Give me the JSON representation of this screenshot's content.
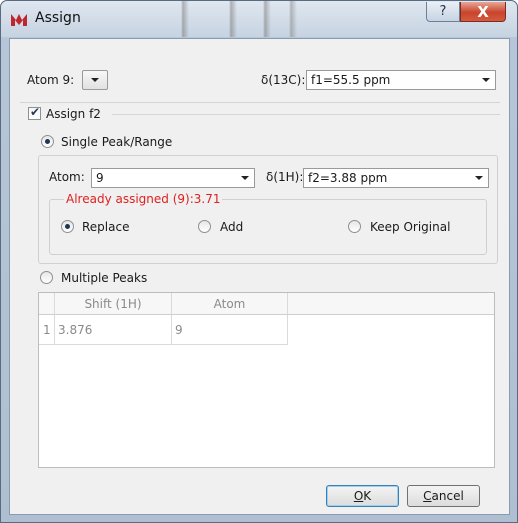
{
  "window": {
    "title": "Assign",
    "help_glyph": "?",
    "close_glyph": "X"
  },
  "top": {
    "atom_label": "Atom 9:",
    "atom_value": "",
    "delta_label": "δ(13C):",
    "delta_value": "f1=55.5 ppm"
  },
  "assign_f2": {
    "label": "Assign f2",
    "checked": true
  },
  "single": {
    "label": "Single Peak/Range",
    "selected": true,
    "atom_label": "Atom:",
    "atom_value": "9",
    "delta_label": "δ(1H):",
    "delta_value": "f2=3.88 ppm",
    "already_assigned": "Already assigned (9):3.71",
    "options": {
      "replace": "Replace",
      "add": "Add",
      "keep": "Keep Original"
    },
    "selected_option": "replace"
  },
  "multiple": {
    "label": "Multiple Peaks",
    "selected": false,
    "columns": [
      "Shift (1H)",
      "Atom"
    ],
    "rows": [
      {
        "index": "1",
        "shift": "3.876",
        "atom": "9"
      }
    ]
  },
  "buttons": {
    "ok": "OK",
    "cancel": "Cancel"
  },
  "colors": {
    "warning": "#e02020",
    "title_bar": "#c6d3e1",
    "close": "#c9442c"
  }
}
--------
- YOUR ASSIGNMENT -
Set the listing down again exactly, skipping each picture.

- WRITTEN SOLUTION -
Give me the JSON representation of this screenshot's content.
{
  "window": {
    "title": "Assign",
    "help_glyph": "?",
    "close_glyph": "X"
  },
  "top": {
    "atom_label": "Atom 9:",
    "atom_value": "",
    "delta_label": "δ(13C):",
    "delta_value": "f1=55.5 ppm"
  },
  "assign_f2": {
    "label": "Assign f2",
    "checked": true
  },
  "single": {
    "label": "Single Peak/Range",
    "selected": true,
    "atom_label": "Atom:",
    "atom_value": "9",
    "delta_label": "δ(1H):",
    "delta_value": "f2=3.88 ppm",
    "already_assigned": "Already assigned (9):3.71",
    "options": {
      "replace": "Replace",
      "add": "Add",
      "keep": "Keep Original"
    },
    "selected_option": "replace"
  },
  "multiple": {
    "label": "Multiple Peaks",
    "selected": false,
    "columns": [
      "Shift (1H)",
      "Atom"
    ],
    "rows": [
      {
        "index": "1",
        "shift": "3.876",
        "atom": "9"
      }
    ]
  },
  "buttons": {
    "ok": "OK",
    "cancel": "Cancel"
  },
  "colors": {
    "warning": "#e02020",
    "title_bar": "#c6d3e1",
    "close": "#c9442c"
  }
}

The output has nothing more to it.